As New Britain residents received tax bills this past week, many became upset at the increases found in their bills. The mill rate rose from 36.63 to 44.12.
“For my own vehicles, last years taxes were based on higher values than this year by $1,600. An increase of 7.49 mils equates to about $25-30 more this year than last for me. As for housing taxes, the reduced assessments might actually be offset by the increased mill rate. This is a tax increase, no matter how you look at it. Exactly how can any politician say it’s not? Mill rate goes up, that’s a tax increase,” said Edward Grafe, resident. “A local government who thinks we can’t do math is appalling. Just admit it, there is a tax increase.”
In tax bills to residents Mayor Tim O’Brien claimed property taxes did not rise and made a campaign promise that taxes would not rise.
“How can you look up to a ‘Mayor’ when he lied about no tax increase,” said Alan Parlowe.
Many said their taxes increased significantly.
“The real estate taxes on my office increased by over $1,700 this year,’ said Attorney Ken Carifa. “ It appears that this city reassessment shifted taxes to small business property owners. That makes New Britain a less attractive place to locate a professional office. And homeowners did not necessarily get a break; the real estate taxes on my home also increased by about $300.”
Other residents agreed.

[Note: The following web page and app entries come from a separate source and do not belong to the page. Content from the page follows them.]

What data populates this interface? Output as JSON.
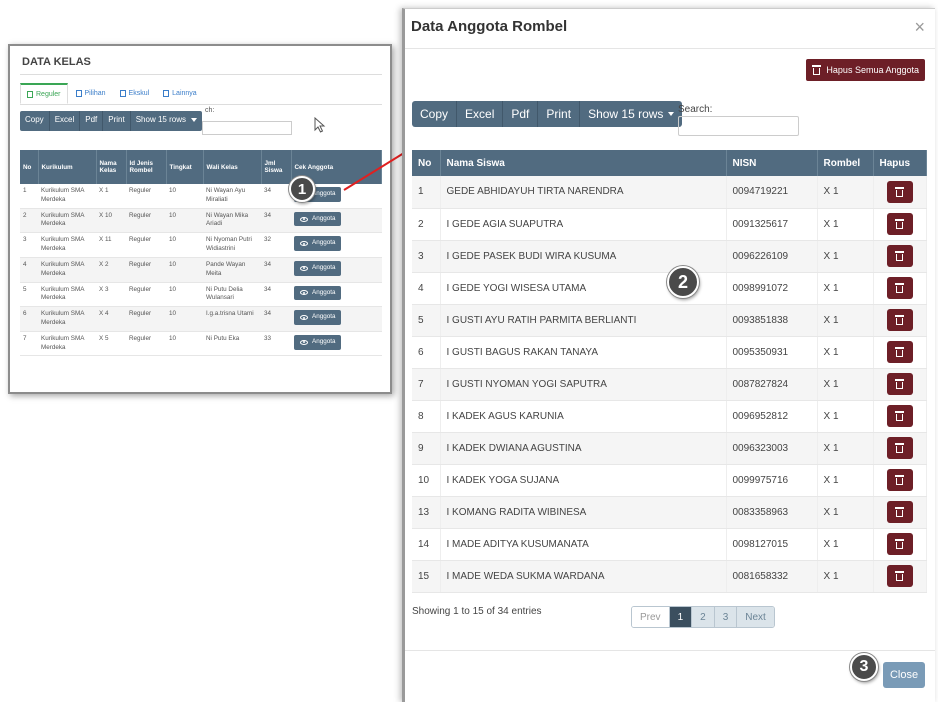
{
  "left_panel": {
    "title": "DATA KELAS",
    "tabs": [
      "Reguler",
      "Pilihan",
      "Ekskul",
      "Lainnya"
    ],
    "toolbar": [
      "Copy",
      "Excel",
      "Pdf",
      "Print",
      "Show 15 rows"
    ],
    "search_label": "ch:",
    "columns": [
      "No",
      "Kurikulum",
      "Nama Kelas",
      "Id Jenis Rombel",
      "Tingkat",
      "Wali Kelas",
      "Jml Siswa",
      "Cek Anggota"
    ],
    "rows": [
      {
        "no": "1",
        "kurikulum": "Kurikulum SMA Merdeka",
        "kelas": "X 1",
        "jenis": "Reguler",
        "tingkat": "10",
        "wali": "Ni Wayan Ayu Miraliati",
        "jml": "34",
        "btn": "Anggota"
      },
      {
        "no": "2",
        "kurikulum": "Kurikulum SMA Merdeka",
        "kelas": "X 10",
        "jenis": "Reguler",
        "tingkat": "10",
        "wali": "Ni Wayan Mika Ariadi",
        "jml": "34",
        "btn": "Anggota"
      },
      {
        "no": "3",
        "kurikulum": "Kurikulum SMA Merdeka",
        "kelas": "X 11",
        "jenis": "Reguler",
        "tingkat": "10",
        "wali": "Ni Nyoman Putri Widiastrini",
        "jml": "32",
        "btn": "Anggota"
      },
      {
        "no": "4",
        "kurikulum": "Kurikulum SMA Merdeka",
        "kelas": "X 2",
        "jenis": "Reguler",
        "tingkat": "10",
        "wali": "Pande Wayan Meita",
        "jml": "34",
        "btn": "Anggota"
      },
      {
        "no": "5",
        "kurikulum": "Kurikulum SMA Merdeka",
        "kelas": "X 3",
        "jenis": "Reguler",
        "tingkat": "10",
        "wali": "Ni Putu Delia Wulansari",
        "jml": "34",
        "btn": "Anggota"
      },
      {
        "no": "6",
        "kurikulum": "Kurikulum SMA Merdeka",
        "kelas": "X 4",
        "jenis": "Reguler",
        "tingkat": "10",
        "wali": "I.g.a.trisna Utami",
        "jml": "34",
        "btn": "Anggota"
      },
      {
        "no": "7",
        "kurikulum": "Kurikulum SMA Merdeka",
        "kelas": "X 5",
        "jenis": "Reguler",
        "tingkat": "10",
        "wali": "Ni Putu Eka",
        "jml": "33",
        "btn": "Anggota"
      }
    ]
  },
  "callouts": [
    "1",
    "2",
    "3"
  ],
  "modal": {
    "title": "Data Anggota Rombel",
    "close_x": "×",
    "hapus_semua": "Hapus Semua Anggota",
    "toolbar": {
      "copy": "Copy",
      "excel": "Excel",
      "pdf": "Pdf",
      "print": "Print",
      "show": "Show 15 rows"
    },
    "search_label": "Search:",
    "columns": [
      "No",
      "Nama Siswa",
      "NISN",
      "Rombel",
      "Hapus"
    ],
    "rows": [
      {
        "no": "1",
        "nama": "GEDE ABHIDAYUH TIRTA NARENDRA",
        "nisn": "0094719221",
        "rombel": "X 1"
      },
      {
        "no": "2",
        "nama": "I GEDE AGIA SUAPUTRA",
        "nisn": "0091325617",
        "rombel": "X 1"
      },
      {
        "no": "3",
        "nama": "I GEDE PASEK BUDI WIRA KUSUMA",
        "nisn": "0096226109",
        "rombel": "X 1"
      },
      {
        "no": "4",
        "nama": "I GEDE YOGI WISESA UTAMA",
        "nisn": "0098991072",
        "rombel": "X 1"
      },
      {
        "no": "5",
        "nama": "I GUSTI AYU RATIH PARMITA BERLIANTI",
        "nisn": "0093851838",
        "rombel": "X 1"
      },
      {
        "no": "6",
        "nama": "I GUSTI BAGUS RAKAN TANAYA",
        "nisn": "0095350931",
        "rombel": "X 1"
      },
      {
        "no": "7",
        "nama": "I GUSTI NYOMAN YOGI SAPUTRA",
        "nisn": "0087827824",
        "rombel": "X 1"
      },
      {
        "no": "8",
        "nama": "I KADEK AGUS KARUNIA",
        "nisn": "0096952812",
        "rombel": "X 1"
      },
      {
        "no": "9",
        "nama": "I KADEK DWIANA AGUSTINA",
        "nisn": "0096323003",
        "rombel": "X 1"
      },
      {
        "no": "10",
        "nama": "I KADEK YOGA SUJANA",
        "nisn": "0099975716",
        "rombel": "X 1"
      },
      {
        "no": "13",
        "nama": "I KOMANG RADITA WIBINESA",
        "nisn": "0083358963",
        "rombel": "X 1"
      },
      {
        "no": "14",
        "nama": "I MADE ADITYA KUSUMANATA",
        "nisn": "0098127015",
        "rombel": "X 1"
      },
      {
        "no": "15",
        "nama": "I MADE WEDA SUKMA WARDANA",
        "nisn": "0081658332",
        "rombel": "X 1"
      }
    ],
    "showing": "Showing 1 to 15 of 34 entries",
    "pagination": [
      "Prev",
      "1",
      "2",
      "3",
      "Next"
    ],
    "close": "Close"
  },
  "colors": {
    "header": "#516b80",
    "danger": "#6d1f27",
    "close": "#7a9bb7",
    "active_page": "#3b4f5f"
  },
  "icons": [
    "list-icon",
    "eye-icon",
    "trash-icon",
    "cursor-icon",
    "caret-down-icon",
    "close-icon"
  ]
}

“There is now less incentive to move here, expand here or purchase more equipment. Through their policies Pres. Obama and Gov. Malloy are also doing their very best to discourage small businesses from hiring more employees,” said Mark Bernacki, who ran for Mayor against O’Brien two years ago. “Because Connecticut has so beat down large manufacturers over the last 20 years, small business (businesses with 20 or less employees) accounts for 75 percent of all jobs. Connecticut is the only state whose economy shrank over the last 2 years.”
Some residents have contemplated moving.
“Taxes on my home went up almost $600. Add to that another $200 in car taxes and it’s almost time to leave this city,” said Former Mayor Timothy Stewart. “Pretty sad when a Mayor contemplates leaving the city he ran for eight years! Gross mismanagement of the city’s finances will only make the situation worse in the coming years.”
Others were not as upset about the rise in taxes, but in the way they were used.
“I do not mind paying taxes, as much as I do mind how they get spent. I do not want my local tax dollars paying consultants who know less about economic development than I do, for community organizer’s salaries and benefits, when the city scratches for the best community organizing tool there is: Fourth of July fireworks!,” said Daniel Salerno. “Which by the way we need to create a system whereby we charge for parking, pass around donation buckets, set up booths at the park, on the entry ways to the city, $5 a carload, whatever. 30,000 people show up and most are from out of town! Further brings me to the raw deal this administration cut with Newington, payment of taxes for the Costco/Stanley project? How much? How long? And Newington residents pay resident fees for golf? How long? That was so insane. Taxes are an issue, revenue is the issue, and it is not being well thought out.”
Taxes are due Aug. 1.